* [Exercise]
What is the number of lines in these records with "price" in them? Answer with that number only.

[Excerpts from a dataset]
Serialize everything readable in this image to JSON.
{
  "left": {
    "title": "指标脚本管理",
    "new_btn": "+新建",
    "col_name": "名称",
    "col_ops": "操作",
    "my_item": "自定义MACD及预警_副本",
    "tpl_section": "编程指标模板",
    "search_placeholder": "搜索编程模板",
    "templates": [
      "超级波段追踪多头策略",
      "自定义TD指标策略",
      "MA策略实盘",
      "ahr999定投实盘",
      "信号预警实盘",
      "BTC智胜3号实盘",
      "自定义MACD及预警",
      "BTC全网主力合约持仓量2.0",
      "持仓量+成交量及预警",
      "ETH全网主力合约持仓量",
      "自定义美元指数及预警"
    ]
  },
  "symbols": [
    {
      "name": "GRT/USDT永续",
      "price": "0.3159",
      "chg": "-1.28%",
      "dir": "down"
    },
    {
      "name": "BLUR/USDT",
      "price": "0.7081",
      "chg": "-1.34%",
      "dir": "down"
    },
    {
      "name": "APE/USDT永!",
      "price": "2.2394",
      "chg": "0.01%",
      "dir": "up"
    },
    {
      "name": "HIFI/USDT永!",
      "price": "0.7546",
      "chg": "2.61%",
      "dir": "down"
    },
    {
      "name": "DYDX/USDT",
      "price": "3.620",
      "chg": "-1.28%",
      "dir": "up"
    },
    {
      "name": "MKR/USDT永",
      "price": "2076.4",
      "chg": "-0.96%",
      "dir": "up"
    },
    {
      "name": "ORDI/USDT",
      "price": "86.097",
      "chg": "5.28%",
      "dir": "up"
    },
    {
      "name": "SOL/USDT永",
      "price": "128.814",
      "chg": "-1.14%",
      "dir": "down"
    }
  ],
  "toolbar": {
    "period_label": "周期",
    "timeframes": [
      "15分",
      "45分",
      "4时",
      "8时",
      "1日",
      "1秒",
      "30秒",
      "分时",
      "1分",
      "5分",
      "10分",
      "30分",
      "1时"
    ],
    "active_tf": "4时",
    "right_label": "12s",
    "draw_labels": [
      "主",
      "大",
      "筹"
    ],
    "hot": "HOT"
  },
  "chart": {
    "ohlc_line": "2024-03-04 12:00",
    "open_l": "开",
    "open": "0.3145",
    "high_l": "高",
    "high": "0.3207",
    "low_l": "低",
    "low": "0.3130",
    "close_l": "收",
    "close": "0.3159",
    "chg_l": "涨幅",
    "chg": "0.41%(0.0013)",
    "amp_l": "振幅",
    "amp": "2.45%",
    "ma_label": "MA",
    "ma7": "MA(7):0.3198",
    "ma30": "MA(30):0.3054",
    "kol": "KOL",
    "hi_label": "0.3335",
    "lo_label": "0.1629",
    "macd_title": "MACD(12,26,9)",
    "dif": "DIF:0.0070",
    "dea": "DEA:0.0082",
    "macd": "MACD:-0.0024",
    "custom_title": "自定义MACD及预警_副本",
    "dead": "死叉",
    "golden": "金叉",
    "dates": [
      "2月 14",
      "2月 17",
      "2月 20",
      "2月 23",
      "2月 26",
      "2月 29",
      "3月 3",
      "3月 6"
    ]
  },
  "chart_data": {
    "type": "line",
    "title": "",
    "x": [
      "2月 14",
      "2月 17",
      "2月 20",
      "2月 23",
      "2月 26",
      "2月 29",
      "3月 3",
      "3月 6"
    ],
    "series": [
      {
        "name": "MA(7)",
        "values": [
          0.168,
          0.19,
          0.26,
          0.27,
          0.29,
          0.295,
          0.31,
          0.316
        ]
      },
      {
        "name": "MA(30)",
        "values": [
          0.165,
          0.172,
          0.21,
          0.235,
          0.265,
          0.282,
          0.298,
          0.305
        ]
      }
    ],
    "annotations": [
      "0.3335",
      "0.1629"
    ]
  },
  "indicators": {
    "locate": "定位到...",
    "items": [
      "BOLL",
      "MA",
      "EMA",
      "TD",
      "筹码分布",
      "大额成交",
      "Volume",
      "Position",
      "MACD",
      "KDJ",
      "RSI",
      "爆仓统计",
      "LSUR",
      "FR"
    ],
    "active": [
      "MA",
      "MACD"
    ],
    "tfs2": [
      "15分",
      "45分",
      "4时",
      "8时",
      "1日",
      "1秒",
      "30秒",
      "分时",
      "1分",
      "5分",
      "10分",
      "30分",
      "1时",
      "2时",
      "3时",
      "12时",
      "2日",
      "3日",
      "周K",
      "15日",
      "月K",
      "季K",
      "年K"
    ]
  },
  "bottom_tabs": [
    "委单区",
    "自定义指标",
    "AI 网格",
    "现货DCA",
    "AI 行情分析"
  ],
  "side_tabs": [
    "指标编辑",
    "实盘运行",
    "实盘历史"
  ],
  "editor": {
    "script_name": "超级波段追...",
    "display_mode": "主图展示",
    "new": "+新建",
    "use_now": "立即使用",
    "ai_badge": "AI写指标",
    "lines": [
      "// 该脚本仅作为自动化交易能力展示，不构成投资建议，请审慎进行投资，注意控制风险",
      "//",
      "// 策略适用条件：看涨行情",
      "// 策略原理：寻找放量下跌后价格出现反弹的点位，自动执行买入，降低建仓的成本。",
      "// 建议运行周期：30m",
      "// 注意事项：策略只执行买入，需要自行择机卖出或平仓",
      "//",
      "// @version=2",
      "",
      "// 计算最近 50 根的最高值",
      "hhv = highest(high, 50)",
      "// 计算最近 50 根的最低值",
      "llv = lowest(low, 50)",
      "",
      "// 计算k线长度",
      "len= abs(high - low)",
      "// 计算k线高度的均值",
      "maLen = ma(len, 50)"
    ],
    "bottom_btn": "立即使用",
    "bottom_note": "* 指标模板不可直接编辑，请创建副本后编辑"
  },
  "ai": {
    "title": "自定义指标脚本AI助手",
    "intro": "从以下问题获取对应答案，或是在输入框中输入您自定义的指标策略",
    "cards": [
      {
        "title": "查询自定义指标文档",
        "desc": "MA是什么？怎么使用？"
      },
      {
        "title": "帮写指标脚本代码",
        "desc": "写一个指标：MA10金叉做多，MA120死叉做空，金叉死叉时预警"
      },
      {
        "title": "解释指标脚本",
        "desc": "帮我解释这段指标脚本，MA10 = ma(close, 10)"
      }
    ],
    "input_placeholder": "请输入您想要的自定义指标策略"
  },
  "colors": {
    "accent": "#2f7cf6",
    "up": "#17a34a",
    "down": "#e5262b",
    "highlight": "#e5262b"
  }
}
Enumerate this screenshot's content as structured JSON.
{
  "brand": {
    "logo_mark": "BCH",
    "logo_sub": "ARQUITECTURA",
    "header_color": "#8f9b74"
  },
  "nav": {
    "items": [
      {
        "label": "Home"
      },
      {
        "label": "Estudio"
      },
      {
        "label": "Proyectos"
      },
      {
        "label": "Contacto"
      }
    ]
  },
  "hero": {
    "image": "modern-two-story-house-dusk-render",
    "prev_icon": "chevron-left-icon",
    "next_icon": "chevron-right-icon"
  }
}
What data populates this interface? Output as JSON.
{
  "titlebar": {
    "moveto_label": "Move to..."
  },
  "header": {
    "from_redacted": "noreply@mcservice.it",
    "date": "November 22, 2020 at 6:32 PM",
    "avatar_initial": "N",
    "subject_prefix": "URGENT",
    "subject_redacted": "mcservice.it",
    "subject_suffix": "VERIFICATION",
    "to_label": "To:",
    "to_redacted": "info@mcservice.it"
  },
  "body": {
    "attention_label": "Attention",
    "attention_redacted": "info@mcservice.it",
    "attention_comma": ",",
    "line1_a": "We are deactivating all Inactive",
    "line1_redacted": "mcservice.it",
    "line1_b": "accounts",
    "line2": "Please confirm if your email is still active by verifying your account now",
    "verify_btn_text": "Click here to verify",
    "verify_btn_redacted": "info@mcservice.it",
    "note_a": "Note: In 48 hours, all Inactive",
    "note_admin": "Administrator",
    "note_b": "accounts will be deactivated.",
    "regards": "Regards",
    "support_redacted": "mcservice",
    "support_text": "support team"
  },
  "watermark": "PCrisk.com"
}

* [Answer box]
8